── SUPPLIED RECORDS ──
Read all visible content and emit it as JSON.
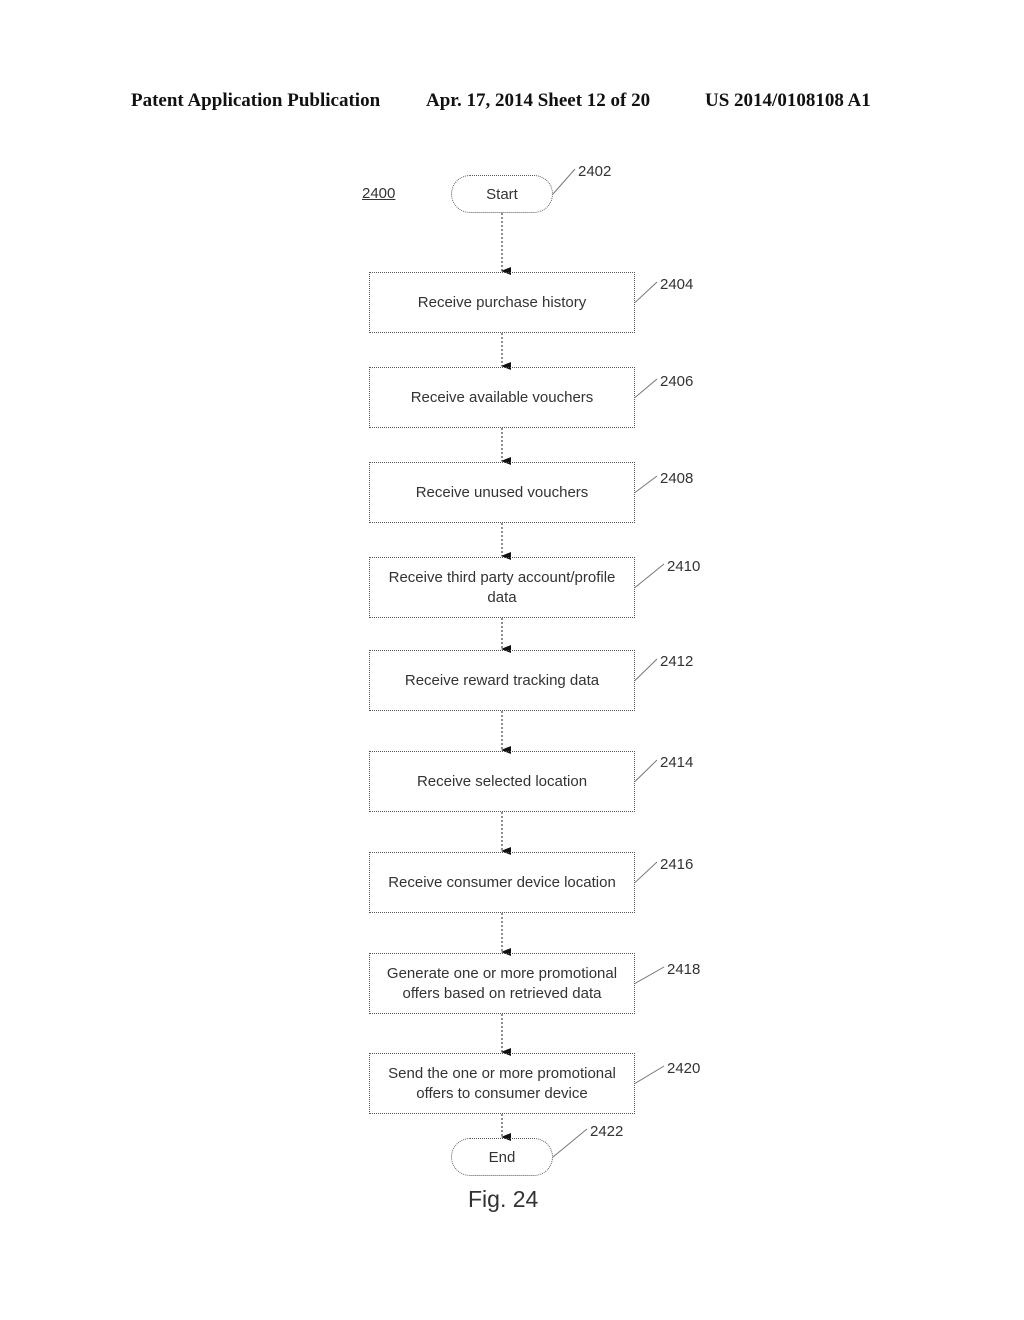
{
  "header": {
    "publication": "Patent Application Publication",
    "date_sheet": "Apr. 17, 2014  Sheet 12 of 20",
    "number": "US 2014/0108108 A1"
  },
  "figure": {
    "id": "2400",
    "caption": "Fig. 24",
    "start": {
      "label": "Start",
      "ref": "2402"
    },
    "end": {
      "label": "End",
      "ref": "2422"
    },
    "steps": [
      {
        "label": "Receive purchase history",
        "ref": "2404"
      },
      {
        "label": "Receive available vouchers",
        "ref": "2406"
      },
      {
        "label": "Receive unused vouchers",
        "ref": "2408"
      },
      {
        "label": "Receive third party account/profile data",
        "ref": "2410"
      },
      {
        "label": "Receive reward tracking data",
        "ref": "2412"
      },
      {
        "label": "Receive selected location",
        "ref": "2414"
      },
      {
        "label": "Receive consumer device location",
        "ref": "2416"
      },
      {
        "label": "Generate one or more promotional offers based on retrieved data",
        "ref": "2418"
      },
      {
        "label": "Send the one or more promotional offers to consumer device",
        "ref": "2420"
      }
    ]
  }
}
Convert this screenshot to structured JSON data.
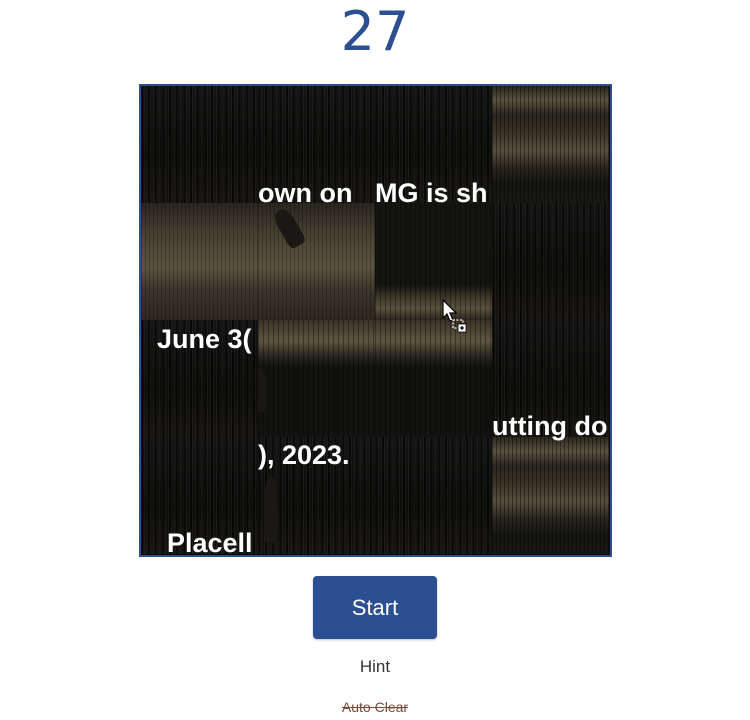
{
  "move_counter": "27",
  "board": {
    "tiles": {
      "r0c0": "",
      "r0c1": "own on",
      "r0c2": "MG is sh",
      "r0c3": "",
      "r1c0": "",
      "r1c1": "",
      "r1c2": "",
      "r1c3": "",
      "r2c0": "June 3(",
      "r2c1": "",
      "r2c2": "",
      "r2c3": "",
      "r3c0": "",
      "r3c1": "",
      "r3c2": "",
      "r3c3": "utting do",
      "r3c1_bottom": "), 2023.",
      "r4c0": "Placell"
    }
  },
  "controls": {
    "start_label": "Start",
    "hint_label": "Hint",
    "autoclear_label": "Auto Clear"
  },
  "colors": {
    "accent": "#2b4f91",
    "autoclear": "#7a4a3a"
  },
  "icons": {
    "cursor": "move-cursor-icon"
  }
}
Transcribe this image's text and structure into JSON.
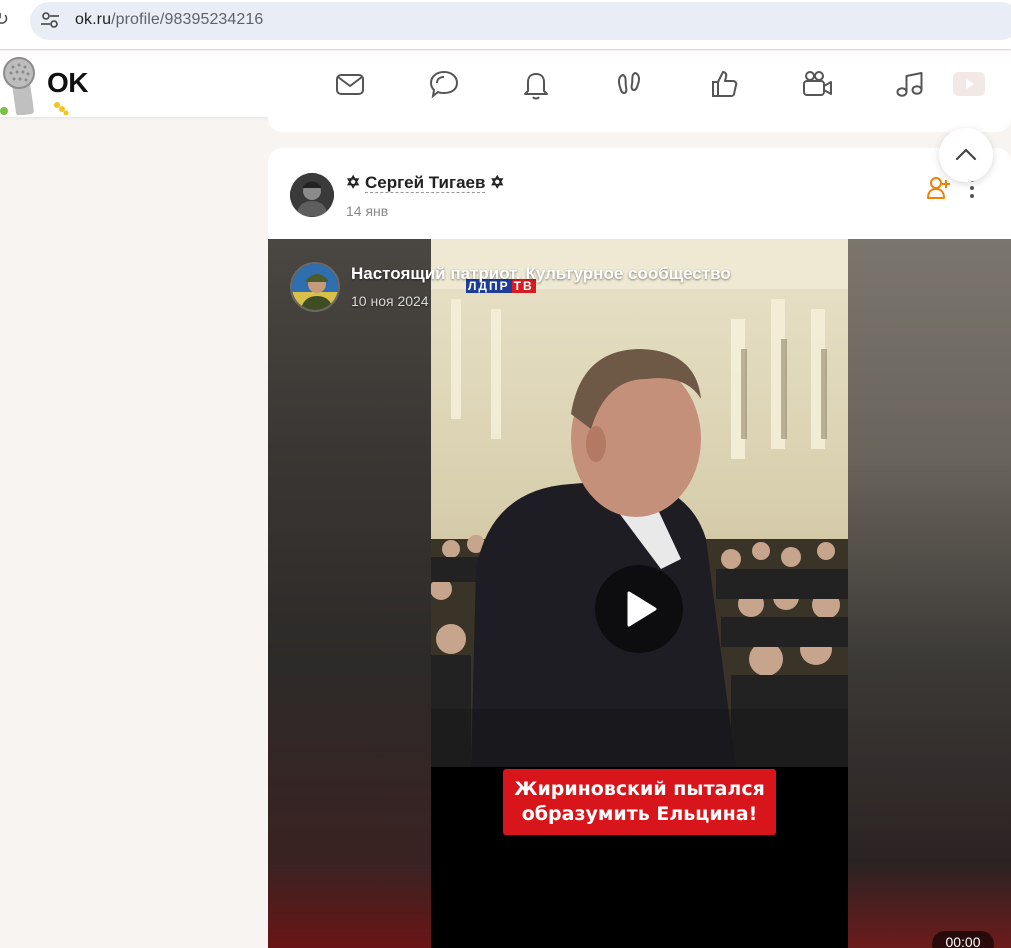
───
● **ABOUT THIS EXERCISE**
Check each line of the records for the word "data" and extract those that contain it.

● **RESULT**
        "label": "Receive third party account/profile data",
        "label": "Receive reward tracking data",
        "label": "Generate one or more promotional offers based on retrieved data",
Convert this screenshot to structured JSON data.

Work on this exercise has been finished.